By Rachel Watts
By Lauren Drewes Daniels
By Anna Merlan
By Lee Escobedo
By Alice Laussade
By Scott Reitz
The Fat of the Land
There's been a lot of backlash against electronica lately, but that doesn't seem to be the case at the magazine counter this month--Prodigy frontman Keith Flint's mug is all over the place, leering out from even the mighty Rolling Stone.

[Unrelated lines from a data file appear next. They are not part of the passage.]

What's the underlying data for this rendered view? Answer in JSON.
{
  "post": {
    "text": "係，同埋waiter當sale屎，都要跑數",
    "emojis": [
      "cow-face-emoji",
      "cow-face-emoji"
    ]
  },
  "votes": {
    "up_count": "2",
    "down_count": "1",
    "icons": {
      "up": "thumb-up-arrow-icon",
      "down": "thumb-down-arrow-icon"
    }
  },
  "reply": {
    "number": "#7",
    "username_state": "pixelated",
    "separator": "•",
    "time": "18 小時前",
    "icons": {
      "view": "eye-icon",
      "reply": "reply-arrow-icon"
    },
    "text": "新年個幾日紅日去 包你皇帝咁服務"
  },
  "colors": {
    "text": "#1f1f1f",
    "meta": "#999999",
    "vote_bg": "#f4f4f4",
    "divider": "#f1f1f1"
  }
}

Ironically, in the beginning techno was the antithesis of rock. What many found attractive and interesting about techno then was the sense of liberation--the vibe was communal, there was no stage, and the DJs thrived on anonymity. But by 1991 that was already changing in the U.K. with Prodigy's "Charly," which was perhaps the first successful attempt at achieving a crossover hit with rave music. Some cried sell-out, but it was bound to happen. By the time Music for a Jilted Generation hit in 1994, Prodigy had succeeded in creating a full-fledged hybrid of rock and rave. Though Music sold minimally here, electronica had its first rock stars.
A much-anticipated and absurdly hyped follow-up to the '96 single "Firestarter," The Fat of the Land is the culmination of Prodigy's efforts, basically the Check Your Head of the late '90s. Opening with the very un-PC "Smack my Bitch Up" (a sample from the Ultramagnetic MCs' "Give the Drummer Some"), Fat starts out with a big "one, two, fuck you" delivered straight from the mulatto bastard child of Johnny Rotten and Chuck D.

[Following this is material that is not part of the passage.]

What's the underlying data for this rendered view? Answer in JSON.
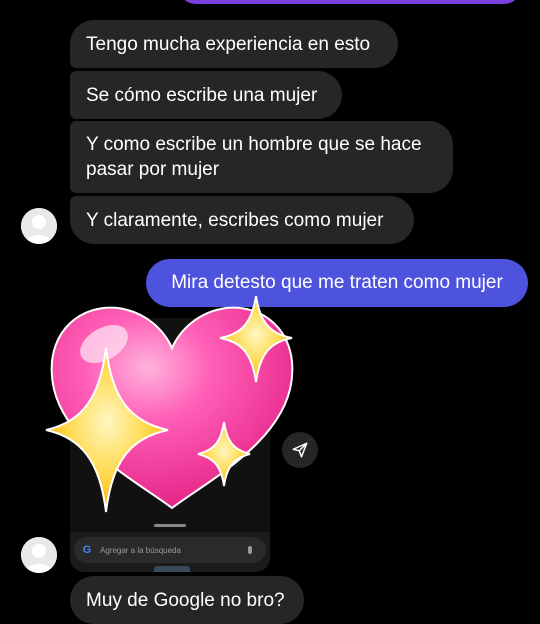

Foul-mouthed and abrasive as it is, "Smack my Bitch Up" sets the pace for Fat, but by no means confines it: The collaboration with Kula Shaker vocalist Crispian Mills, "Narayan," retains Prodigy's force while still managing to explore both alternate sounds and mentalities. There's the appearance of Kool Keith ("Dr. Octagon") on "Diesel Power," which could easily double as a dope Chemical Brothers hit. The album is as electrifying as it is menacing. In many respects, it's a final nail in the coffin of the free-lovin' good ol' days when thousands of people got together, dropped E, and got chummy to dance music. Fat is pure aggression, down to the cover of L7's "Fuel My Fire"--which really sucks, by the way. Other than that little slip-up, most of the tracks are thoroughly enjoyable, especially the Beastie Boys-inspired "Funky Shit" (based on a "Root Down" loop) and "Breathe," as well as the Pumpkins-esque "Serial Killer."

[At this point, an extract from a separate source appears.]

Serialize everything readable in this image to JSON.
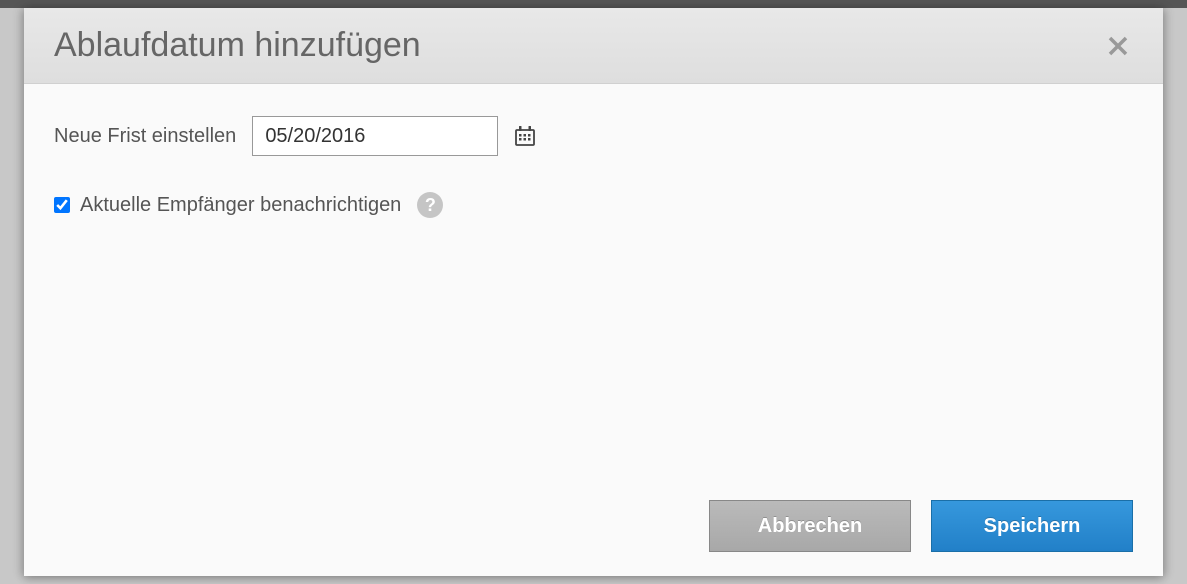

Fact is, for all its aggro, Fat is palatable and digestible--though definitely on the cutting edge. As for the underground forefront, however, Prodigy is light years behind bands like Atari Teenage Riot, who are still in the techno trenches, while Liam Howlett and Keith Flint are livin' large off the...well, you know.